> **Component data from apps and pages**
========================================
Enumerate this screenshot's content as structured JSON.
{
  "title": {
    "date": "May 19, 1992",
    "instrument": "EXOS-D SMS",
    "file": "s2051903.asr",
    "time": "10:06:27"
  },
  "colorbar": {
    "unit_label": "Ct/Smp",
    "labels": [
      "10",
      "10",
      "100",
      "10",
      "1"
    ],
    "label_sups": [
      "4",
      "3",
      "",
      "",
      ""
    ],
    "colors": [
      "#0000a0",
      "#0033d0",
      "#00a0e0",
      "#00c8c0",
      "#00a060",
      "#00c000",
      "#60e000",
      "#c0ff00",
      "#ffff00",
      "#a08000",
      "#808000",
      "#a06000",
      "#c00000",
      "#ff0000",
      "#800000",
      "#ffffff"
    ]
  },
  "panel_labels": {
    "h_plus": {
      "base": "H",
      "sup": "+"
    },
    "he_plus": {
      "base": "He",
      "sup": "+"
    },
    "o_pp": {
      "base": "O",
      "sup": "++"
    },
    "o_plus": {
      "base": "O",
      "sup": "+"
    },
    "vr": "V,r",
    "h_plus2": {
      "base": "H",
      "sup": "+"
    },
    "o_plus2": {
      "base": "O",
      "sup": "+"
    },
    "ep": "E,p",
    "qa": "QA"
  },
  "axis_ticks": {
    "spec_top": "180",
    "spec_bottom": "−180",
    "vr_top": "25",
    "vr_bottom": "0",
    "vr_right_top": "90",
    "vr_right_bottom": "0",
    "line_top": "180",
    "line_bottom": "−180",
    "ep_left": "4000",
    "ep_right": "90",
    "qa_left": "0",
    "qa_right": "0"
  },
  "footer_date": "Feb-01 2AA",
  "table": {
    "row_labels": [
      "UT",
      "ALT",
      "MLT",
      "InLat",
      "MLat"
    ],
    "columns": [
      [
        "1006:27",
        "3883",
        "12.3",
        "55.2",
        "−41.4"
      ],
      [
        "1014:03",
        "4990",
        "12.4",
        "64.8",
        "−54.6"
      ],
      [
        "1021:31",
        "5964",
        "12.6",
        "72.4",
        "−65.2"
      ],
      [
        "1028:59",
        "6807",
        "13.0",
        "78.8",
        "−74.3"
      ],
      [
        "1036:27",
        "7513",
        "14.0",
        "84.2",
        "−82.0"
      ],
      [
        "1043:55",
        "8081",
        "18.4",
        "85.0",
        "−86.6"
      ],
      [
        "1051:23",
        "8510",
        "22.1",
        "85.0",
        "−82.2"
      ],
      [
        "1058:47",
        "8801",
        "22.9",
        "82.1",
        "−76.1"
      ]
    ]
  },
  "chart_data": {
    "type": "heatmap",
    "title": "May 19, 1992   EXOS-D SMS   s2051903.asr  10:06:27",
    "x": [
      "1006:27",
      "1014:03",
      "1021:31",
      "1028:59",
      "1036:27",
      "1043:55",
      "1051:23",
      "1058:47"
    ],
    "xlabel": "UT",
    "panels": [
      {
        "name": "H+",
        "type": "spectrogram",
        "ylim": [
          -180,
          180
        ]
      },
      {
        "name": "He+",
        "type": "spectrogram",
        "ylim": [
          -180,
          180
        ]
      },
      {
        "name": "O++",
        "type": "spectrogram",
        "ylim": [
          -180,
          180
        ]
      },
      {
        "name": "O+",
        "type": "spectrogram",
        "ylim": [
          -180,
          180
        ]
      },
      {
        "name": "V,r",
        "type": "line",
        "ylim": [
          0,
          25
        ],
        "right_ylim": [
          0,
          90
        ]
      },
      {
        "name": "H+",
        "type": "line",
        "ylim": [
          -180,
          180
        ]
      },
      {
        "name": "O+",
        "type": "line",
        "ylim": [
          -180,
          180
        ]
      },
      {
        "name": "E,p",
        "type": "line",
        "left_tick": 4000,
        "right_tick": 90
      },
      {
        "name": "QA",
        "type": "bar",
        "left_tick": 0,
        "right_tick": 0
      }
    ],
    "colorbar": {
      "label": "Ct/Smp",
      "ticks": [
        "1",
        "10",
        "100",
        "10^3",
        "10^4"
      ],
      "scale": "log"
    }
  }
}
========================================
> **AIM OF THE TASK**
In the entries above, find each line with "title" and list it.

> **EXERCISE OUTPUT**
  "title": {
    "title": "May 19, 1992   EXOS-D SMS   s2051903.asr  10:06:27",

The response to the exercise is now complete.